■ Exercise brief
Every entry must be duplicated word for word.

■ Data to process

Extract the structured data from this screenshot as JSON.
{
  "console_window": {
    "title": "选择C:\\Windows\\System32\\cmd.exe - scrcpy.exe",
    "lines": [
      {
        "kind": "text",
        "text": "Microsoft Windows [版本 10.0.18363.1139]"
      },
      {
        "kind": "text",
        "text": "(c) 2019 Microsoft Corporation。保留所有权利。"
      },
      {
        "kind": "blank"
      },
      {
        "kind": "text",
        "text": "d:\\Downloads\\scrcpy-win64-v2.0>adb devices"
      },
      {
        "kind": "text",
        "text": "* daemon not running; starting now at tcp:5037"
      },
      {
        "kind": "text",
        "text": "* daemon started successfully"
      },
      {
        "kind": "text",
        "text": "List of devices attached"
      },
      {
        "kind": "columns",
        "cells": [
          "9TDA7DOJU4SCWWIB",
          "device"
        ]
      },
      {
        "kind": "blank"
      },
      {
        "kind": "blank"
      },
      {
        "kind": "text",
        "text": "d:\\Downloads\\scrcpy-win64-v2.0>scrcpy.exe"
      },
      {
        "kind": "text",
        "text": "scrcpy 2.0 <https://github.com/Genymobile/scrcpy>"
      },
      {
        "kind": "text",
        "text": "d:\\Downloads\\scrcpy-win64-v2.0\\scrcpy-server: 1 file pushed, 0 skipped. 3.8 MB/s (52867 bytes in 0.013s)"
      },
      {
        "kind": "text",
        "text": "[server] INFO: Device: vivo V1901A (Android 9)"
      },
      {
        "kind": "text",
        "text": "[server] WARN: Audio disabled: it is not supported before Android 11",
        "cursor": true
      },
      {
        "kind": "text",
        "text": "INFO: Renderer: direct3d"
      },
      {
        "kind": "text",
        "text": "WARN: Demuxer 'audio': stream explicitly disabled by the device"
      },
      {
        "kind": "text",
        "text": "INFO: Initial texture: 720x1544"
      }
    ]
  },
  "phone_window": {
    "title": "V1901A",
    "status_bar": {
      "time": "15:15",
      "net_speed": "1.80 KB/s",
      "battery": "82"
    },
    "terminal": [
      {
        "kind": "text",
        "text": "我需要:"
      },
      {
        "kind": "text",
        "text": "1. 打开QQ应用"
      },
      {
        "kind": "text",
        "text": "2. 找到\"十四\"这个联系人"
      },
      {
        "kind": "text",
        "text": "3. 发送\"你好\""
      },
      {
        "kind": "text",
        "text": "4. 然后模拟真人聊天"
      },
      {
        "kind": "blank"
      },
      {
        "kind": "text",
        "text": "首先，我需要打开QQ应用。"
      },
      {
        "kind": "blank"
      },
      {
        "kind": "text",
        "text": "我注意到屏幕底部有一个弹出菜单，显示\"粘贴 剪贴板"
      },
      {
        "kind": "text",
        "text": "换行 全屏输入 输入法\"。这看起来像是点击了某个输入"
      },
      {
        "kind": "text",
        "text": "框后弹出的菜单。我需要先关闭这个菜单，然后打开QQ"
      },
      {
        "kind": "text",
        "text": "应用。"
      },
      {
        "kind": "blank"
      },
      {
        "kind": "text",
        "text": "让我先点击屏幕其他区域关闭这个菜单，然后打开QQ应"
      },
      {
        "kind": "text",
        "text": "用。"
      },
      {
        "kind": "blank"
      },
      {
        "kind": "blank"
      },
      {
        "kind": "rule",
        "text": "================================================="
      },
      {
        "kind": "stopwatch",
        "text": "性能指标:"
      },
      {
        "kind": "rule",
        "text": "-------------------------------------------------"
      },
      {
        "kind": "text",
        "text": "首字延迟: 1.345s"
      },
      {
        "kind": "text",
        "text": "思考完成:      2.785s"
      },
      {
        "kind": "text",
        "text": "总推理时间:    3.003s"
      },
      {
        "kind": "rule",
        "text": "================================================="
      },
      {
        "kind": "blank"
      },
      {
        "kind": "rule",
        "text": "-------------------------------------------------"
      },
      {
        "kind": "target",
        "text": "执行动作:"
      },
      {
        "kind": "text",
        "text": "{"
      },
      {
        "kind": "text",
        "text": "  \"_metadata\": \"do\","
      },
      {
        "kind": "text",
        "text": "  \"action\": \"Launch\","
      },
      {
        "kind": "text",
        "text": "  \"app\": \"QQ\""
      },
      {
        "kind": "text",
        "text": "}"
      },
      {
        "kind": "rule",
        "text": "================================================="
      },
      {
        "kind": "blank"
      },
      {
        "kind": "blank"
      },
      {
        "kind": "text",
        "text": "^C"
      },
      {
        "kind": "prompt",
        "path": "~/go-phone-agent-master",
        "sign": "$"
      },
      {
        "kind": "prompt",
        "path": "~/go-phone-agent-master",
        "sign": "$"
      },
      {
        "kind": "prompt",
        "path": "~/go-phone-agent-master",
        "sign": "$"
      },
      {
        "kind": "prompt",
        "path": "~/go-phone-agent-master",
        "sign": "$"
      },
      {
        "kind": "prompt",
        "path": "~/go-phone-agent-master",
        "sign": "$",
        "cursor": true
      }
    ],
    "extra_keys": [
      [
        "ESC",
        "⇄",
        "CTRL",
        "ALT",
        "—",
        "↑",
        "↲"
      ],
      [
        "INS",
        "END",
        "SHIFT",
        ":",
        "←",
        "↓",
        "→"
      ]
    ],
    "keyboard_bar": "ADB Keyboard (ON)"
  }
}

■ Expected output
Extract the structured data from this screenshot as JSON.
{
  "console_window": {
    "title": "选择C:\\Windows\\System32\\cmd.exe - scrcpy.exe",
    "lines": [
      {
        "kind": "text",
        "text": "Microsoft Windows [版本 10.0.18363.1139]"
      },
      {
        "kind": "text",
        "text": "(c) 2019 Microsoft Corporation。保留所有权利。"
      },
      {
        "kind": "blank"
      },
      {
        "kind": "text",
        "text": "d:\\Downloads\\scrcpy-win64-v2.0>adb devices"
      },
      {
        "kind": "text",
        "text": "* daemon not running; starting now at tcp:5037"
      },
      {
        "kind": "text",
        "text": "* daemon started successfully"
      },
      {
        "kind": "text",
        "text": "List of devices attached"
      },
      {
        "kind": "columns",
        "cells": [
          "9TDA7DOJU4SCWWIB",
          "device"
        ]
      },
      {
        "kind": "blank"
      },
      {
        "kind": "blank"
      },
      {
        "kind": "text",
        "text": "d:\\Downloads\\scrcpy-win64-v2.0>scrcpy.exe"
      },
      {
        "kind": "text",
        "text": "scrcpy 2.0 <https://github.com/Genymobile/scrcpy>"
      },
      {
        "kind": "text",
        "text": "d:\\Downloads\\scrcpy-win64-v2.0\\scrcpy-server: 1 file pushed, 0 skipped. 3.8 MB/s (52867 bytes in 0.013s)"
      },
      {
        "kind": "text",
        "text": "[server] INFO: Device: vivo V1901A (Android 9)"
      },
      {
        "kind": "text",
        "text": "[server] WARN: Audio disabled: it is not supported before Android 11",
        "cursor": true
      },
      {
        "kind": "text",
        "text": "INFO: Renderer: direct3d"
      },
      {
        "kind": "text",
        "text": "WARN: Demuxer 'audio': stream explicitly disabled by the device"
      },
      {
        "kind": "text",
        "text": "INFO: Initial texture: 720x1544"
      }
    ]
  },
  "phone_window": {
    "title": "V1901A",
    "status_bar": {
      "time": "15:15",
      "net_speed": "1.80 KB/s",
      "battery": "82"
    },
    "terminal": [
      {
        "kind": "text",
        "text": "我需要:"
      },
      {
        "kind": "text",
        "text": "1. 打开QQ应用"
      },
      {
        "kind": "text",
        "text": "2. 找到\"十四\"这个联系人"
      },
      {
        "kind": "text",
        "text": "3. 发送\"你好\""
      },
      {
        "kind": "text",
        "text": "4. 然后模拟真人聊天"
      },
      {
        "kind": "blank"
      },
      {
        "kind": "text",
        "text": "首先，我需要打开QQ应用。"
      },
      {
        "kind": "blank"
      },
      {
        "kind": "text",
        "text": "我注意到屏幕底部有一个弹出菜单，显示\"粘贴 剪贴板"
      },
      {
        "kind": "text",
        "text": "换行 全屏输入 输入法\"。这看起来像是点击了某个输入"
      },
      {
        "kind": "text",
        "text": "框后弹出的菜单。我需要先关闭这个菜单，然后打开QQ"
      },
      {
        "kind": "text",
        "text": "应用。"
      },
      {
        "kind": "blank"
      },
      {
        "kind": "text",
        "text": "让我先点击屏幕其他区域关闭这个菜单，然后打开QQ应"
      },
      {
        "kind": "text",
        "text": "用。"
      },
      {
        "kind": "blank"
      },
      {
        "kind": "blank"
      },
      {
        "kind": "rule",
        "text": "================================================="
      },
      {
        "kind": "stopwatch",
        "text": "性能指标:"
      },
      {
        "kind": "rule",
        "text": "-------------------------------------------------"
      },
      {
        "kind": "text",
        "text": "首字延迟: 1.345s"
      },
      {
        "kind": "text",
        "text": "思考完成:      2.785s"
      },
      {
        "kind": "text",
        "text": "总推理时间:    3.003s"
      },
      {
        "kind": "rule",
        "text": "================================================="
      },
      {
        "kind": "blank"
      },
      {
        "kind": "rule",
        "text": "-------------------------------------------------"
      },
      {
        "kind": "target",
        "text": "执行动作:"
      },
      {
        "kind": "text",
        "text": "{"
      },
      {
        "kind": "text",
        "text": "  \"_metadata\": \"do\","
      },
      {
        "kind": "text",
        "text": "  \"action\": \"Launch\","
      },
      {
        "kind": "text",
        "text": "  \"app\": \"QQ\""
      },
      {
        "kind": "text",
        "text": "}"
      },
      {
        "kind": "rule",
        "text": "================================================="
      },
      {
        "kind": "blank"
      },
      {
        "kind": "blank"
      },
      {
        "kind": "text",
        "text": "^C"
      },
      {
        "kind": "prompt",
        "path": "~/go-phone-agent-master",
        "sign": "$"
      },
      {
        "kind": "prompt",
        "path": "~/go-phone-agent-master",
        "sign": "$"
      },
      {
        "kind": "prompt",
        "path": "~/go-phone-agent-master",
        "sign": "$"
      },
      {
        "kind": "prompt",
        "path": "~/go-phone-agent-master",
        "sign": "$"
      },
      {
        "kind": "prompt",
        "path": "~/go-phone-agent-master",
        "sign": "$",
        "cursor": true
      }
    ],
    "extra_keys": [
      [
        "ESC",
        "⇄",
        "CTRL",
        "ALT",
        "—",
        "↑",
        "↲"
      ],
      [
        "INS",
        "END",
        "SHIFT",
        ":",
        "←",
        "↓",
        "→"
      ]
    ],
    "keyboard_bar": "ADB Keyboard (ON)"
  }
}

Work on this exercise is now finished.